> _What is needed_: Looking through the records that follow, determine how many lines contain "abbreviations" and reply with that number alone.
=======
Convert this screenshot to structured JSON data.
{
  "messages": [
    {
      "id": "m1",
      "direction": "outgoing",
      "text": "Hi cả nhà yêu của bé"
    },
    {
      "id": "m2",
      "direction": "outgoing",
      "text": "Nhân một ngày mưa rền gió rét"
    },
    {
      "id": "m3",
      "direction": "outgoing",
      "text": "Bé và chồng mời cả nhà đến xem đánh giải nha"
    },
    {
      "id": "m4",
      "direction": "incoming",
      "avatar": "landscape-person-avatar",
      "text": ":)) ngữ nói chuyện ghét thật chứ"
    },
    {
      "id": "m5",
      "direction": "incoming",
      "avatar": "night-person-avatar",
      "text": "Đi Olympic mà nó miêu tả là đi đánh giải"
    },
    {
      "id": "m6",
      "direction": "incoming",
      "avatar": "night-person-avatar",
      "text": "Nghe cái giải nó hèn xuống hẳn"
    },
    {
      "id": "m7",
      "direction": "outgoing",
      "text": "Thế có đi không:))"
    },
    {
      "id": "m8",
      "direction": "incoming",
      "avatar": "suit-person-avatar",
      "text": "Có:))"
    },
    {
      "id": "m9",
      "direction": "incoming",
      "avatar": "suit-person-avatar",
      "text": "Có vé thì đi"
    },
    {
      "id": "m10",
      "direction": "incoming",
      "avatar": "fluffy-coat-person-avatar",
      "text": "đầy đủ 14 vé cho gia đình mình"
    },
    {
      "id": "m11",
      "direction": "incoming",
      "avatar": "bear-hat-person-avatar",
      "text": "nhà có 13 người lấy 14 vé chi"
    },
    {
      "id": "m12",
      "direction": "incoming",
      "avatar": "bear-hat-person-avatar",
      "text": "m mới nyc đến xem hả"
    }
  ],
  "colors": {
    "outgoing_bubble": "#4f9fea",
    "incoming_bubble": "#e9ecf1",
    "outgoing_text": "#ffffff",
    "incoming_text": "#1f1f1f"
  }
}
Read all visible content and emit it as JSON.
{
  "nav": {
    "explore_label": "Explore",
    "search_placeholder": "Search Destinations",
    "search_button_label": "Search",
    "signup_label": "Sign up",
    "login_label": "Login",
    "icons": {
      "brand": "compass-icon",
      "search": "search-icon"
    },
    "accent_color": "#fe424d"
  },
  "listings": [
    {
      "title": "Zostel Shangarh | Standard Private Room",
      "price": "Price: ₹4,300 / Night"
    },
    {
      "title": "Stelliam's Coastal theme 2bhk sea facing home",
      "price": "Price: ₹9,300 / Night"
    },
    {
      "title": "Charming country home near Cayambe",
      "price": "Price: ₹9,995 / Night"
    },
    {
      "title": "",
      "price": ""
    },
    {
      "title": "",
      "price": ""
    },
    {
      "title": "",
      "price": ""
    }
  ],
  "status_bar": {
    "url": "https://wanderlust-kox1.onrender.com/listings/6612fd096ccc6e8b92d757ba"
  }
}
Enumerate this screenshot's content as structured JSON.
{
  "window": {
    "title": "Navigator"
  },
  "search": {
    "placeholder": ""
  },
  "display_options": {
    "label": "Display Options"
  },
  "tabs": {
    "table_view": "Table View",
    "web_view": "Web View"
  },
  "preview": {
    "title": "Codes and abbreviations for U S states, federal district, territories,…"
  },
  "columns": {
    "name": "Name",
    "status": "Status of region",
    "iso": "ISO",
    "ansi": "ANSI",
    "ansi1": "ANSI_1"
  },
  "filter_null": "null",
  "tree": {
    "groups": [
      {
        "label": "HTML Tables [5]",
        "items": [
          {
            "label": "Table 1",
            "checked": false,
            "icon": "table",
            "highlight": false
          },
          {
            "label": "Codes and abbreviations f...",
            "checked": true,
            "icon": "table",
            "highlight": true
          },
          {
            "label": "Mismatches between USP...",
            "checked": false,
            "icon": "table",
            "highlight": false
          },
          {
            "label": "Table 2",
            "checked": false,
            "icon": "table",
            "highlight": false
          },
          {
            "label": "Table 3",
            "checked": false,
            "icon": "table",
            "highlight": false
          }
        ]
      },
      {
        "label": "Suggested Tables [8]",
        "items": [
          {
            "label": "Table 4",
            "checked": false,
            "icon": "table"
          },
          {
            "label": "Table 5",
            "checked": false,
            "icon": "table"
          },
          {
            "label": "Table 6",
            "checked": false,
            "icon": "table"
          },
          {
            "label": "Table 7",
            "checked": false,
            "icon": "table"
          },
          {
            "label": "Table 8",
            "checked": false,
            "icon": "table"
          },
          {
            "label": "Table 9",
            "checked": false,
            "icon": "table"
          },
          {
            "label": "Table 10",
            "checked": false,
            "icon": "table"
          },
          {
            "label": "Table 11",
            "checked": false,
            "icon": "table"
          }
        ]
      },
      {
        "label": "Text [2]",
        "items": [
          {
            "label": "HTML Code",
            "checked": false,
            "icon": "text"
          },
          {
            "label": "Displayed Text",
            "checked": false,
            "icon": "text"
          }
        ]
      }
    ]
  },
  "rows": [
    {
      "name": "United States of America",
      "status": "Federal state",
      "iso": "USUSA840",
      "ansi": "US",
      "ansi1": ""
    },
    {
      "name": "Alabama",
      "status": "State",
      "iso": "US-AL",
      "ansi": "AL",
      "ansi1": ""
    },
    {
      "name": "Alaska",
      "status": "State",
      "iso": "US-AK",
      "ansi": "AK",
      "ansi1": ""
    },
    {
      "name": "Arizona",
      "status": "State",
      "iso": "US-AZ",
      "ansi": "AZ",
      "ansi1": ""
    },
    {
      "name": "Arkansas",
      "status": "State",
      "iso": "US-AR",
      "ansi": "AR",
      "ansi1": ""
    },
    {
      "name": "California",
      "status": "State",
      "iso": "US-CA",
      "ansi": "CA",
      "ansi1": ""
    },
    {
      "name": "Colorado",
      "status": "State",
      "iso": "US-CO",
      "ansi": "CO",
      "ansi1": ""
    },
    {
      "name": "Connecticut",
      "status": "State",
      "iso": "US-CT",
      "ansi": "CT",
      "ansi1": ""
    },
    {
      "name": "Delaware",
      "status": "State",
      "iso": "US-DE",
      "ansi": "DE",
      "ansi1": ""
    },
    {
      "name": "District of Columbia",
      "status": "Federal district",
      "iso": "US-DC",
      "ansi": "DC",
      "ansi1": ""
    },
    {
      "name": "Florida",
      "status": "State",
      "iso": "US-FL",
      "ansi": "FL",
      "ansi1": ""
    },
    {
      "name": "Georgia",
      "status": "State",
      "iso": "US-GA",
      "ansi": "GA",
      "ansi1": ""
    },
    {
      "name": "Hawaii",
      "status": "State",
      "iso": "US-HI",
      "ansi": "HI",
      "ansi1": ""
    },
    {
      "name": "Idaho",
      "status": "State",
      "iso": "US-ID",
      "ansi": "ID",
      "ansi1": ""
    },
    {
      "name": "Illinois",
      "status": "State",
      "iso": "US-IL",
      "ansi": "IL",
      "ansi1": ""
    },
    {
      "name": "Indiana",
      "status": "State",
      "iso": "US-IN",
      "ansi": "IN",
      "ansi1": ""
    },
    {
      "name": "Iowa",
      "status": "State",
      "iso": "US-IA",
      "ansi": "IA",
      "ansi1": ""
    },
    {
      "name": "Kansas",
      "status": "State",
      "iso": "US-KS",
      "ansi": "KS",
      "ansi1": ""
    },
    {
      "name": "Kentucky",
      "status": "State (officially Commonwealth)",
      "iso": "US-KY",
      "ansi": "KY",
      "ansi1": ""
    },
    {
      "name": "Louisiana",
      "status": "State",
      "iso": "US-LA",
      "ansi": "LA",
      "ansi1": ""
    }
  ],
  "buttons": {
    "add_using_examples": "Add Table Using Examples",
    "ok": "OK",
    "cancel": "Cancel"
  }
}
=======
> _Exercise output_: 2